The one thing that stood out in the draft was how quickly the middle-infield pool dried up and how that played out in auction dynamics later. I couldn’t get the likes of Jamey Carroll, Robert Andino, and Trevor Plouffe near the end game when I had $2-3 to spend for the spot. That’s how I ended up with Keppinger and Getz; they were the final two players available at the position once everyone had filled their spots. My one regret was paying $10 for Brent Morel when Danny Valencia went for $6 immediately afterward. I had Morel, Valencia, and Wilson Betemit flagged to fill my third base and corner slots. Morel made some changes in his process late in the season and had some intriguing results, but those accomplishments lose some shine when you look at his home run log and see the collection of roster expansion pitchers he punished.
My outfield filled out rather well; I liked getting Willingham’s consistent power for $14. If he can mash as he did last year in Oakland, he should have no trouble in Target Field and the friendlier parks of the AL Central. Nolan Reimold should finally get the chance for a full-time job this year, and I am banking on his skills being up to the task. Scott at $9 is a risk with him coming off of shoulder surgery, but he will also likely get five games at first base for in-season qualification there.
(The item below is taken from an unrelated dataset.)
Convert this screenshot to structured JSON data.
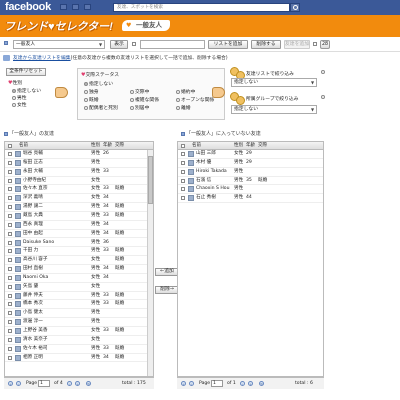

Crisp was the best speed play at that time of the auction.
LABR is unique from other leagues in that you have to play the guys you draft. If you drafted them in the active phase, you can never reserve them for poor performance. Essentially, the player is active or he is cut unless an injury allows you to stash him away. The six players you draft in the reserves are allowed to be moved up and down to cover for those injured. In my case, I will be leaning on a bench of Casey Jannssen, Sam Fuld, Brandon Inge, Charlie Furbush, Jack Hannahan, and Tim Beckham.
My final roster
Other draft factoids: